We identified four RCTs comparing IMA 400 to a TKI of the 2nd generation [4,5,6,7]. In  an IMA 400 arm was compared to treatment with two doses of 300mg nilotinib daily. Trials  and  each compared an IMA 400 arm with 100 mg/d of dasatinib, while  compared IMA 400 to 500mg of bosutinib daily. The percentage of Sokal high/intermediate risk patients in  and  was 28%/36% and 18%/ 47% in both the 2nd generation and the IMA 400 trial arm. Relative chance for MMR at 12 month for the respective 2nd generation TKI treatment arm compared to the IMA 400 arm was 2.00 (1.55 to 2.59) for , 1.64 (1.24 to 2.17) for , 1.56 (1.22 to 2.00) for  and 1.34 (1.05 to 1.75) for . The pooled estimate for the relative chance was calculated as 1.61 (1.37 to 1.91) (Fig. 2, p<0.0001).
All trials were rated with three out of five possible points on the Jadad scale; all were missing two points as none of the trials were blinded.
However all trials were properly randomized and drop outs were well documented.
The pooled estimate indicates a 45% higher probability of achieving MMR after 12 month with IMA 800 compared to IMA 400. This difference is statistically significant. Consequently, when choosing MMR at 12 months as primary endpoint, new therapies need to be compared with the IMA 800 regimen and not with the inferior IMA 400 therapy - as it is commonly done.
The pooled efficacy estimates of the IMA 400 / IMA 800 and the IMA 400 / 2nd generation TKI trials cannot be compared directly. But given that the prognostic profiles of the patients of the different trials are fairly similar we can conclude that the MMR rates achieved with IMA 800 might be comparable to the ones achieved with 2nd generation TKIs as the confidence limits show a considerable overlap.
 Hehlmann et al. 2011, JCO 29(12):1634-42.
 Baccarani et al. 2014, IJH 99:616-24.
 Deininger et al. 2011, BJH 164:223-32.
 Saglio et al. 2010, NEJM 362:2251-59.
 Kantarjian et al. 2010, NEJM 362:2260-70.
 Cortes et al. 2012, JCO 30(28):3486-92.
 Radich et al. 2012, Blood 120(19):3898-905.
Hoffmann:Novartis Oncology Europe: Research Funding.
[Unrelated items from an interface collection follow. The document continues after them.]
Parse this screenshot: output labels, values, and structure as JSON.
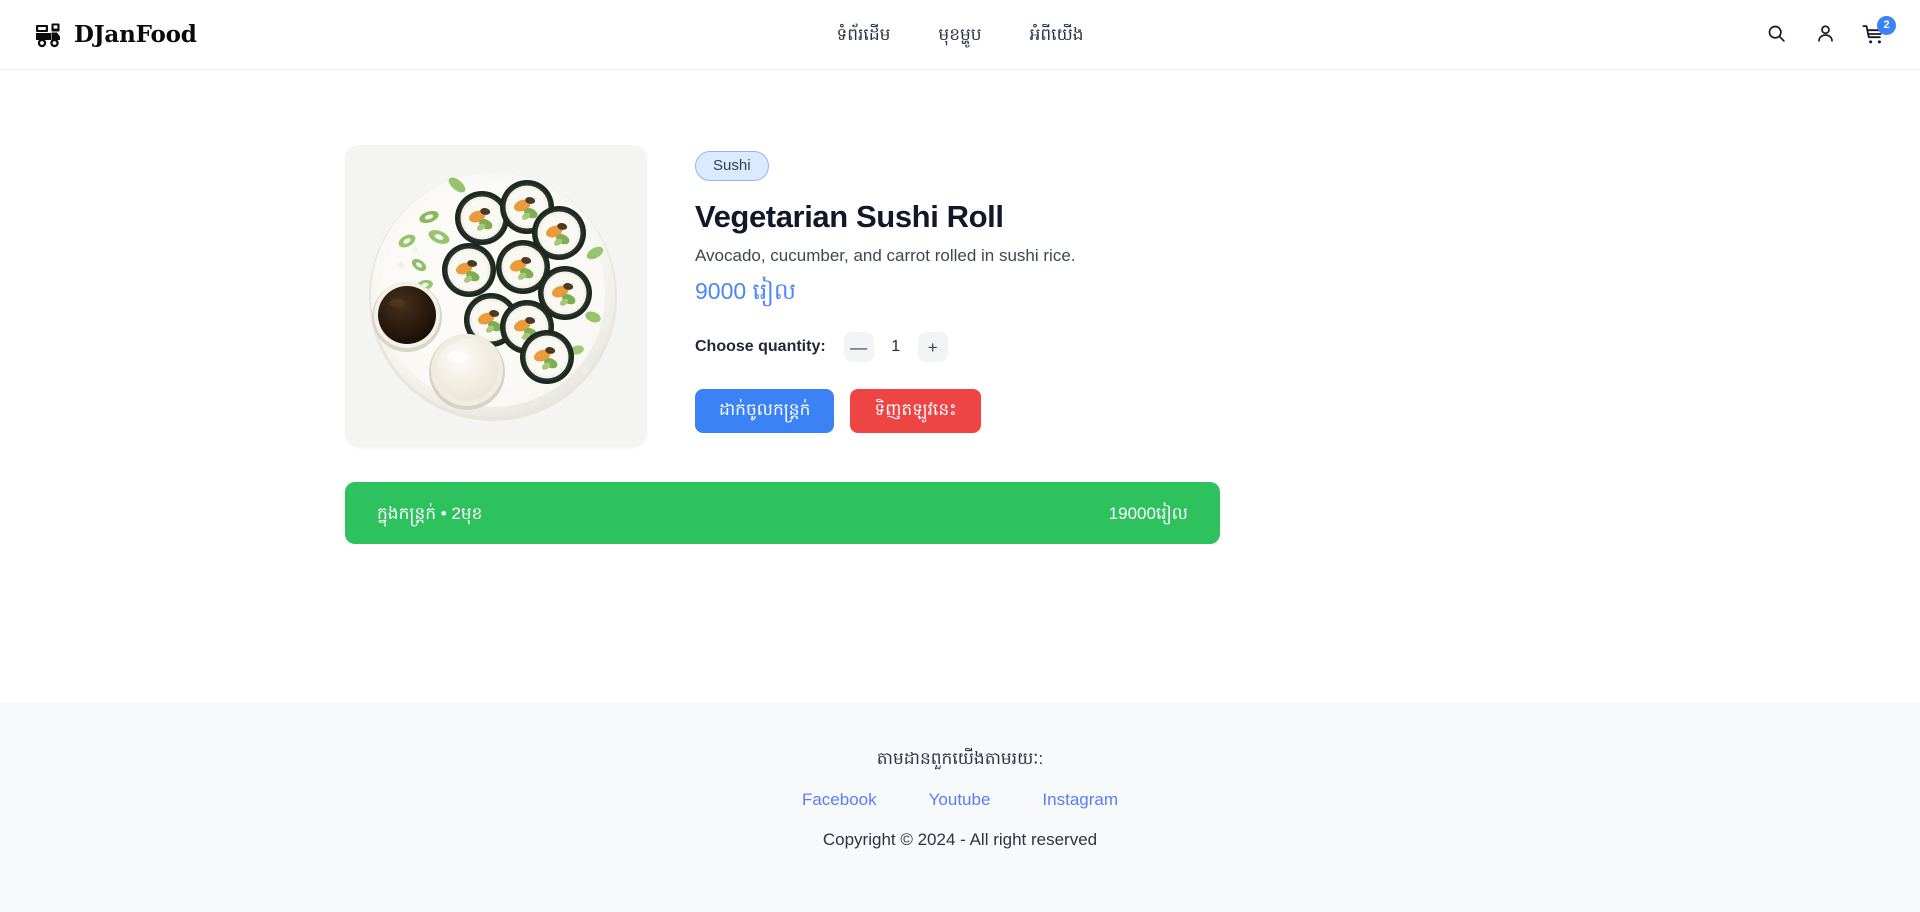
{
  "header": {
    "brand_name": "DJanFood",
    "brand_icon": "delivery-truck-icon",
    "nav": [
      {
        "label": "ទំព័រដើម"
      },
      {
        "label": "មុខម្ហូប"
      },
      {
        "label": "អំពីយើង"
      }
    ],
    "actions": {
      "search_icon": "search-icon",
      "account_icon": "user-icon",
      "cart_icon": "shopping-cart-icon",
      "cart_count": "2"
    }
  },
  "product": {
    "category": "Sushi",
    "title": "Vegetarian Sushi Roll",
    "description": "Avocado, cucumber, and carrot rolled in sushi rice.",
    "price": "9000 រៀល",
    "quantity_label": "Choose quantity:",
    "quantity_value": "1",
    "decrement_label": "—",
    "increment_label": "+",
    "add_to_cart_label": "ដាក់ចូលកន្ត្រក់",
    "buy_now_label": "ទិញតឡូវនេះ",
    "image_alt": "vegetarian-sushi-roll-plate"
  },
  "cart_summary": {
    "left_text": "ក្នុងកន្ត្រក់ • 2មុខ",
    "right_text": "19000រៀល"
  },
  "footer": {
    "heading": "តាមដានពួកយើងតាមរយៈ:",
    "links": [
      {
        "label": "Facebook"
      },
      {
        "label": "Youtube"
      },
      {
        "label": "Instagram"
      }
    ],
    "copyright": "Copyright © 2024 - All right reserved"
  },
  "colors": {
    "accent_blue": "#3b82f6",
    "price_blue": "#4d86f7",
    "danger_red": "#ef4444",
    "cart_green": "#2ec25e",
    "badge_bg": "#dbeafe",
    "footer_bg": "#f8f9fb",
    "link_blue": "#5b7cfa"
  }
}
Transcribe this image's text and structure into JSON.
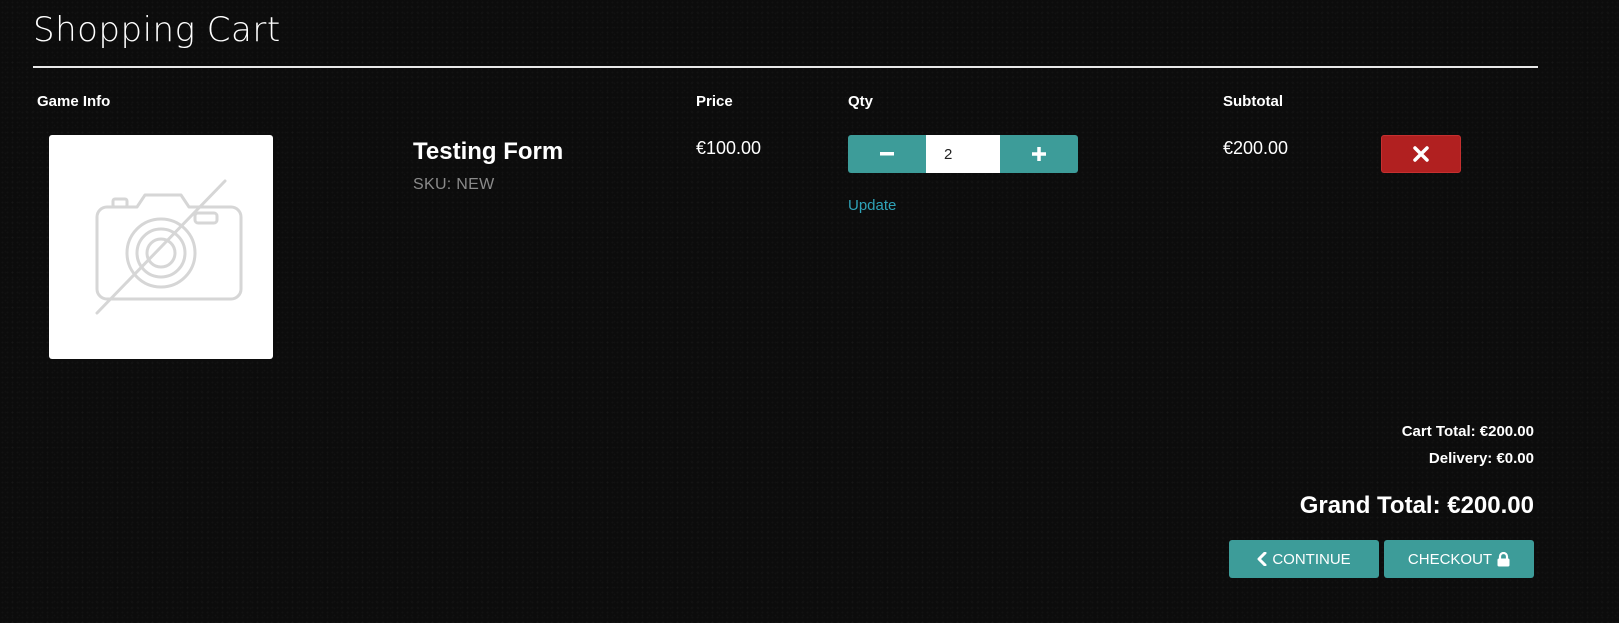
{
  "page": {
    "title": "Shopping Cart"
  },
  "table": {
    "headers": {
      "game_info": "Game Info",
      "price": "Price",
      "qty": "Qty",
      "subtotal": "Subtotal"
    }
  },
  "items": [
    {
      "name": "Testing Form",
      "sku": "SKU: NEW",
      "image_icon": "no-image-camera-icon",
      "price": "€100.00",
      "quantity": "2",
      "update_label": "Update",
      "subtotal": "€200.00",
      "remove_icon": "close-icon"
    }
  ],
  "summary": {
    "cart_total": "Cart Total: €200.00",
    "delivery": "Delivery: €0.00",
    "grand_total": "Grand Total: €200.00"
  },
  "actions": {
    "continue_label": "CONTINUE",
    "continue_icon": "chevron-left-icon",
    "checkout_label": "CHECKOUT",
    "checkout_icon": "lock-icon"
  },
  "colors": {
    "background": "#0c0c0c",
    "accent": "#3d9c99",
    "danger": "#b12020",
    "link": "#2fa3b8",
    "muted": "#8a8a8a"
  }
}
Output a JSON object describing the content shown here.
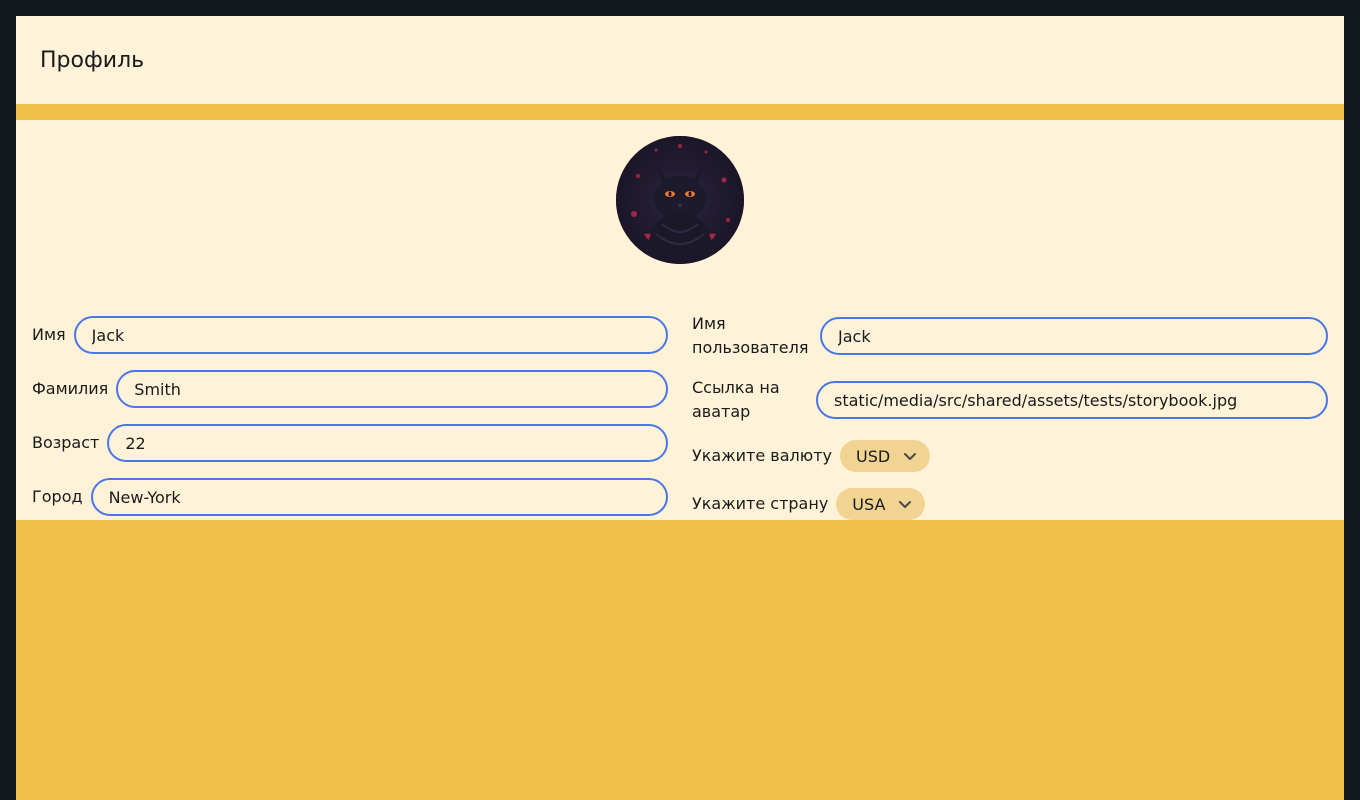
{
  "header": {
    "title": "Профиль"
  },
  "avatar": {
    "icon": "cat-avatar"
  },
  "form_left": {
    "first_name": {
      "label": "Имя",
      "value": "Jack"
    },
    "last_name": {
      "label": "Фамилия",
      "value": "Smith"
    },
    "age": {
      "label": "Возраст",
      "value": "22"
    },
    "city": {
      "label": "Город",
      "value": "New-York"
    }
  },
  "form_right": {
    "username": {
      "label": "Имя пользователя",
      "value": "Jack"
    },
    "avatar_link": {
      "label": "Ссылка на аватар",
      "value": "static/media/src/shared/assets/tests/storybook.jpg"
    },
    "currency": {
      "label": "Укажите валюту",
      "value": "USD"
    },
    "country": {
      "label": "Укажите страну",
      "value": "USA"
    }
  },
  "colors": {
    "page_bg": "#13191d",
    "accent": "#f0bf49",
    "card_bg": "#fef3d8",
    "input_border": "#4a76e8",
    "select_bg": "#f1d492"
  }
}
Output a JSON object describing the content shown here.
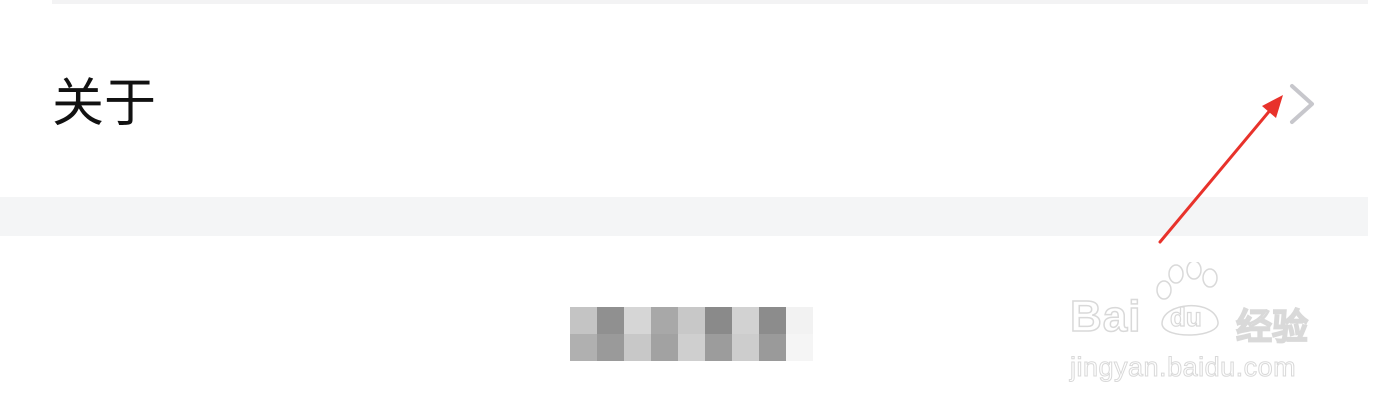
{
  "settings": {
    "about_row": {
      "label": "关于",
      "chevron_icon": "chevron-right-icon"
    }
  },
  "footer": {
    "version_text_obscured": true,
    "pixelation_colors": [
      [
        "#c4c4c4",
        "#909090",
        "#d6d6d6",
        "#a8a8a8",
        "#c8c8c8",
        "#8a8a8a",
        "#d2d2d2",
        "#8c8c8c",
        "#f2f2f2"
      ],
      [
        "#b0b0b0",
        "#9a9a9a",
        "#c8c8c8",
        "#a2a2a2",
        "#cfcfcf",
        "#9c9c9c",
        "#cdcdcd",
        "#9a9a9a",
        "#f5f5f5"
      ]
    ]
  },
  "annotation": {
    "type": "red-arrow",
    "color": "#e8322b"
  },
  "watermark": {
    "logo": "Bai",
    "paw_text": "du",
    "jingyan": "经验",
    "url": "jingyan.baidu.com"
  },
  "colors": {
    "background": "#ffffff",
    "section_gap": "#f4f5f6",
    "chevron": "#c7c7cc",
    "label_text": "#111111"
  }
}
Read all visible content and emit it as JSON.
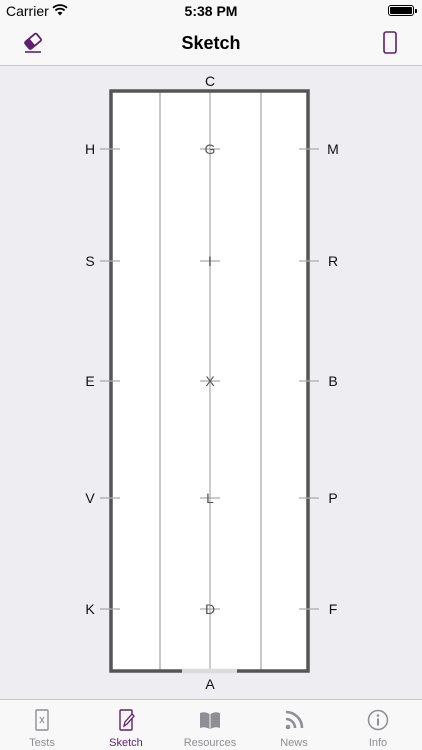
{
  "status_bar": {
    "carrier": "Carrier",
    "time": "5:38 PM"
  },
  "nav": {
    "title": "Sketch",
    "left_icon": "eraser-icon",
    "right_icon": "phone-outline-icon"
  },
  "arena": {
    "top_letter": "C",
    "bottom_letter": "A",
    "left_letters": [
      "H",
      "S",
      "E",
      "V",
      "K"
    ],
    "center_letters": [
      "G",
      "I",
      "X",
      "L",
      "D"
    ],
    "right_letters": [
      "M",
      "R",
      "B",
      "P",
      "F"
    ]
  },
  "tabs": [
    {
      "label": "Tests",
      "icon": "test-sheet-icon",
      "active": false
    },
    {
      "label": "Sketch",
      "icon": "sketch-pencil-icon",
      "active": true
    },
    {
      "label": "Resources",
      "icon": "book-icon",
      "active": false
    },
    {
      "label": "News",
      "icon": "rss-icon",
      "active": false
    },
    {
      "label": "Info",
      "icon": "info-icon",
      "active": false
    }
  ],
  "colors": {
    "accent": "#5f1f6e",
    "inactive": "#8e8e93",
    "arena_border": "#555555",
    "background": "#ededf2"
  }
}
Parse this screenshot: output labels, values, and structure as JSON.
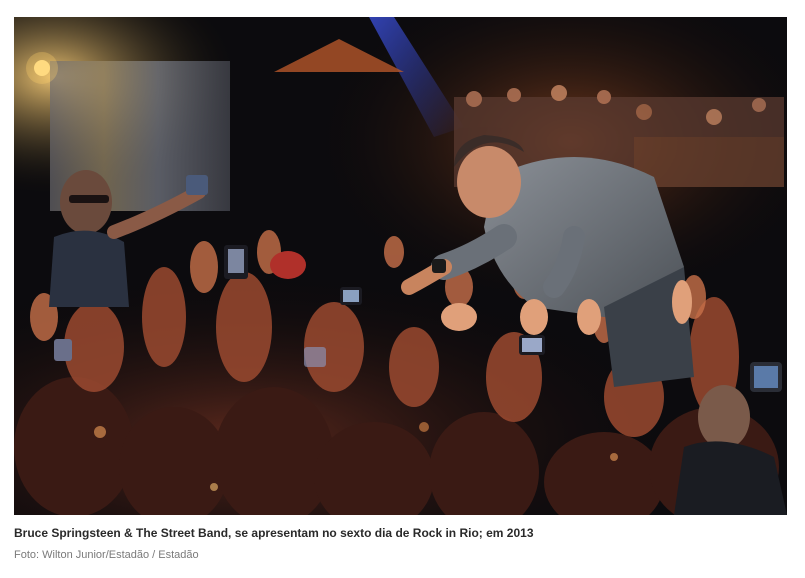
{
  "figure": {
    "caption": "Bruce Springsteen & The Street Band, se apresentam no sexto dia de Rock in Rio; em 2013",
    "credit": "Foto: Wilton Junior/Estadão / Estadão"
  },
  "photo": {
    "subject": "performer-reaching-into-crowd",
    "colors": {
      "background": "#0b0a0c",
      "stage_light": "#f2b35a",
      "crowd_skin": "#c77a52",
      "shirt": "#6f747b",
      "caption_text": "#2a2a2a",
      "credit_text": "#7a7a7a"
    }
  }
}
Hasford:Novartis: Research Funding. Hehlmann:Novartis Pharma: Research Funding; BMS: Consultancy.
Asterisk with author names denotes non-ASH members.